→ Data records for software interfaces

------------------------------------------------

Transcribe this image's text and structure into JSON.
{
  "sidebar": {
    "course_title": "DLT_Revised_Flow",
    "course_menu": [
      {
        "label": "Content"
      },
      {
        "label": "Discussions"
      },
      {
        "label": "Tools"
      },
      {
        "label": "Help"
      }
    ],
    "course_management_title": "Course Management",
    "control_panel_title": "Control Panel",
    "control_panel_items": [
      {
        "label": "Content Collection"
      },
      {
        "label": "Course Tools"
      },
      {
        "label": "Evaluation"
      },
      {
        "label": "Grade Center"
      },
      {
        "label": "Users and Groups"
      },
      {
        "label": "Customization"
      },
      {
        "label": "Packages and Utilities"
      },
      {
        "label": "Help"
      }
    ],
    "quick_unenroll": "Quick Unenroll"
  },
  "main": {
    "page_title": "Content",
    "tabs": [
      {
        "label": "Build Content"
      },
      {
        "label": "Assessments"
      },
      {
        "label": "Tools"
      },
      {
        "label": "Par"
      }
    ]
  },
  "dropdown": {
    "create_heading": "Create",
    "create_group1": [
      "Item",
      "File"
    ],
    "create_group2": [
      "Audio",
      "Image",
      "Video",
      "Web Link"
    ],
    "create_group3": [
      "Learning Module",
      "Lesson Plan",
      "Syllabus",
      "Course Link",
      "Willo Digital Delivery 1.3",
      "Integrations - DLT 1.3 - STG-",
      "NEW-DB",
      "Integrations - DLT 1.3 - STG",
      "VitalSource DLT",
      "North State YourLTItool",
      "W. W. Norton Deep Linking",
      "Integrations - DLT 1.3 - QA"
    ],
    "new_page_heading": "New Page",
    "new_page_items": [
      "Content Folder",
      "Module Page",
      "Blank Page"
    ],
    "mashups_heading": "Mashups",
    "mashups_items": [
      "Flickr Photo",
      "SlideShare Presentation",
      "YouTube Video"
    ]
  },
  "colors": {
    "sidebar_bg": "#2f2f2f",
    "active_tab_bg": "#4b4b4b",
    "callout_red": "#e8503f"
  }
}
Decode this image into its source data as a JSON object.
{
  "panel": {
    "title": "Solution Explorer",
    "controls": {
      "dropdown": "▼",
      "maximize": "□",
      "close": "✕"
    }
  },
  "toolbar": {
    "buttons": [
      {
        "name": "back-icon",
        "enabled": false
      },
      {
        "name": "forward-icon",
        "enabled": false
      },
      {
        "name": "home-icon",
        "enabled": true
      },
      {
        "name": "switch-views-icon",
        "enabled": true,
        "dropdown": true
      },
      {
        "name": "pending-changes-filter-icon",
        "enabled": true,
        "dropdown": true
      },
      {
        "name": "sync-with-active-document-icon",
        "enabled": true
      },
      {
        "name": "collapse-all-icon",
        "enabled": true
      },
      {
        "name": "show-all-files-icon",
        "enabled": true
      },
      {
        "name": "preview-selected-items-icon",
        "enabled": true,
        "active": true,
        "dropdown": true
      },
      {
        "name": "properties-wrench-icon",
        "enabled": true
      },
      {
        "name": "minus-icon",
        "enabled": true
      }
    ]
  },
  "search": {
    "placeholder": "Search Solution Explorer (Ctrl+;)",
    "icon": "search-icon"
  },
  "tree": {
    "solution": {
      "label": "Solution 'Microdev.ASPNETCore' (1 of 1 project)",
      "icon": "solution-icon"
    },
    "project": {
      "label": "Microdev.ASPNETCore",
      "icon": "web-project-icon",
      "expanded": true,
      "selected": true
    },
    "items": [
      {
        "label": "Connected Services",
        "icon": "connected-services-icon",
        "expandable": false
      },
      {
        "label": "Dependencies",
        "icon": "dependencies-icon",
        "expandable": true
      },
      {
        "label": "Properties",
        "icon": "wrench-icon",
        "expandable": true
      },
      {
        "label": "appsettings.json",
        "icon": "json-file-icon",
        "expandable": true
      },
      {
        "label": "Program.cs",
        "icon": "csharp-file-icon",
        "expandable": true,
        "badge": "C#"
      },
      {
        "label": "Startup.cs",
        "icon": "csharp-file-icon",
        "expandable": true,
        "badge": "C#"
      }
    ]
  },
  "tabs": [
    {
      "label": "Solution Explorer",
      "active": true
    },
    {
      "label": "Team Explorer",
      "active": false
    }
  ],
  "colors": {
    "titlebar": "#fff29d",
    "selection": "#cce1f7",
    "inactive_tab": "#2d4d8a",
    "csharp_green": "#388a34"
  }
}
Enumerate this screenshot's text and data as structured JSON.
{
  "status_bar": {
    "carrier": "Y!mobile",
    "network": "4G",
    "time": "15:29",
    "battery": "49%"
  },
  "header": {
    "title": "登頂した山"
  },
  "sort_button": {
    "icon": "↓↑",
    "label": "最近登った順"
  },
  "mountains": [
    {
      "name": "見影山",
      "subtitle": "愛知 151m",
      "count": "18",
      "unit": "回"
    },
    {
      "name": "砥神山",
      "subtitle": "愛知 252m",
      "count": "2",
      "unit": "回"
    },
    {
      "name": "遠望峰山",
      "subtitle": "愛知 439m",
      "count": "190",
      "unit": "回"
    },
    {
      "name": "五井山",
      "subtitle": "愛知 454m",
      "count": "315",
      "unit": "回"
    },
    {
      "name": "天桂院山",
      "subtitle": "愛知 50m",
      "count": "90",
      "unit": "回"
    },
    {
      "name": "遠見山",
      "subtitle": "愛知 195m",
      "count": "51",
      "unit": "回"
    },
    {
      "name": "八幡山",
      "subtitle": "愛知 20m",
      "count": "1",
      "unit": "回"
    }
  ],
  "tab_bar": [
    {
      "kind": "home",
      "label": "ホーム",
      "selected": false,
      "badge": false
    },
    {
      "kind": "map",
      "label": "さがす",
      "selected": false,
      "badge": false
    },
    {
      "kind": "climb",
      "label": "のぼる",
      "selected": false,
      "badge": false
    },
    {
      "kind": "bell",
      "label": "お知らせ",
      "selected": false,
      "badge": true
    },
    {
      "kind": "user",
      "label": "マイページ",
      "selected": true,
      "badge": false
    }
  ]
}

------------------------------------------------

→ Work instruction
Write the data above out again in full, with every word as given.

→ Written solution
Transcribe this image's text and structure into JSON.
{
  "sidebar": {
    "course_title": "DLT_Revised_Flow",
    "course_menu": [
      {
        "label": "Content"
      },
      {
        "label": "Discussions"
      },
      {
        "label": "Tools"
      },
      {
        "label": "Help"
      }
    ],
    "course_management_title": "Course Management",
    "control_panel_title": "Control Panel",
    "control_panel_items": [
      {
        "label": "Content Collection"
      },
      {
        "label": "Course Tools"
      },
      {
        "label": "Evaluation"
      },
      {
        "label": "Grade Center"
      },
      {
        "label": "Users and Groups"
      },
      {
        "label": "Customization"
      },
      {
        "label": "Packages and Utilities"
      },
      {
        "label": "Help"
      }
    ],
    "quick_unenroll": "Quick Unenroll"
  },
  "main": {
    "page_title": "Content",
    "tabs": [
      {
        "label": "Build Content"
      },
      {
        "label": "Assessments"
      },
      {
        "label": "Tools"
      },
      {
        "label": "Par"
      }
    ]
  },
  "dropdown": {
    "create_heading": "Create",
    "create_group1": [
      "Item",
      "File"
    ],
    "create_group2": [
      "Audio",
      "Image",
      "Video",
      "Web Link"
    ],
    "create_group3": [
      "Learning Module",
      "Lesson Plan",
      "Syllabus",
      "Course Link",
      "Willo Digital Delivery 1.3",
      "Integrations - DLT 1.3 - STG-",
      "NEW-DB",
      "Integrations - DLT 1.3 - STG",
      "VitalSource DLT",
      "North State YourLTItool",
      "W. W. Norton Deep Linking",
      "Integrations - DLT 1.3 - QA"
    ],
    "new_page_heading": "New Page",
    "new_page_items": [
      "Content Folder",
      "Module Page",
      "Blank Page"
    ],
    "mashups_heading": "Mashups",
    "mashups_items": [
      "Flickr Photo",
      "SlideShare Presentation",
      "YouTube Video"
    ]
  },
  "colors": {
    "sidebar_bg": "#2f2f2f",
    "active_tab_bg": "#4b4b4b",
    "callout_red": "#e8503f"
  }
}
Decode this image into its source data as a JSON object.
{
  "panel": {
    "title": "Solution Explorer",
    "controls": {
      "dropdown": "▼",
      "maximize": "□",
      "close": "✕"
    }
  },
  "toolbar": {
    "buttons": [
      {
        "name": "back-icon",
        "enabled": false
      },
      {
        "name": "forward-icon",
        "enabled": false
      },
      {
        "name": "home-icon",
        "enabled": true
      },
      {
        "name": "switch-views-icon",
        "enabled": true,
        "dropdown": true
      },
      {
        "name": "pending-changes-filter-icon",
        "enabled": true,
        "dropdown": true
      },
      {
        "name": "sync-with-active-document-icon",
        "enabled": true
      },
      {
        "name": "collapse-all-icon",
        "enabled": true
      },
      {
        "name": "show-all-files-icon",
        "enabled": true
      },
      {
        "name": "preview-selected-items-icon",
        "enabled": true,
        "active": true,
        "dropdown": true
      },
      {
        "name": "properties-wrench-icon",
        "enabled": true
      },
      {
        "name": "minus-icon",
        "enabled": true
      }
    ]
  },
  "search": {
    "placeholder": "Search Solution Explorer (Ctrl+;)",
    "icon": "search-icon"
  },
  "tree": {
    "solution": {
      "label": "Solution 'Microdev.ASPNETCore' (1 of 1 project)",
      "icon": "solution-icon"
    },
    "project": {
      "label": "Microdev.ASPNETCore",
      "icon": "web-project-icon",
      "expanded": true,
      "selected": true
    },
    "items": [
      {
        "label": "Connected Services",
        "icon": "connected-services-icon",
        "expandable": false
      },
      {
        "label": "Dependencies",
        "icon": "dependencies-icon",
        "expandable": true
      },
      {
        "label": "Properties",
        "icon": "wrench-icon",
        "expandable": true
      },
      {
        "label": "appsettings.json",
        "icon": "json-file-icon",
        "expandable": true
      },
      {
        "label": "Program.cs",
        "icon": "csharp-file-icon",
        "expandable": true,
        "badge": "C#"
      },
      {
        "label": "Startup.cs",
        "icon": "csharp-file-icon",
        "expandable": true,
        "badge": "C#"
      }
    ]
  },
  "tabs": [
    {
      "label": "Solution Explorer",
      "active": true
    },
    {
      "label": "Team Explorer",
      "active": false
    }
  ],
  "colors": {
    "titlebar": "#fff29d",
    "selection": "#cce1f7",
    "inactive_tab": "#2d4d8a",
    "csharp_green": "#388a34"
  }
}
Enumerate this screenshot's text and data as structured JSON.
{
  "status_bar": {
    "carrier": "Y!mobile",
    "network": "4G",
    "time": "15:29",
    "battery": "49%"
  },
  "header": {
    "title": "登頂した山"
  },
  "sort_button": {
    "icon": "↓↑",
    "label": "最近登った順"
  },
  "mountains": [
    {
      "name": "見影山",
      "subtitle": "愛知 151m",
      "count": "18",
      "unit": "回"
    },
    {
      "name": "砥神山",
      "subtitle": "愛知 252m",
      "count": "2",
      "unit": "回"
    },
    {
      "name": "遠望峰山",
      "subtitle": "愛知 439m",
      "count": "190",
      "unit": "回"
    },
    {
      "name": "五井山",
      "subtitle": "愛知 454m",
      "count": "315",
      "unit": "回"
    },
    {
      "name": "天桂院山",
      "subtitle": "愛知 50m",
      "count": "90",
      "unit": "回"
    },
    {
      "name": "遠見山",
      "subtitle": "愛知 195m",
      "count": "51",
      "unit": "回"
    },
    {
      "name": "八幡山",
      "subtitle": "愛知 20m",
      "count": "1",
      "unit": "回"
    }
  ],
  "tab_bar": [
    {
      "kind": "home",
      "label": "ホーム",
      "selected": false,
      "badge": false
    },
    {
      "kind": "map",
      "label": "さがす",
      "selected": false,
      "badge": false
    },
    {
      "kind": "climb",
      "label": "のぼる",
      "selected": false,
      "badge": false
    },
    {
      "kind": "bell",
      "label": "お知らせ",
      "selected": false,
      "badge": true
    },
    {
      "kind": "user",
      "label": "マイページ",
      "selected": true,
      "badge": false
    }
  ]
}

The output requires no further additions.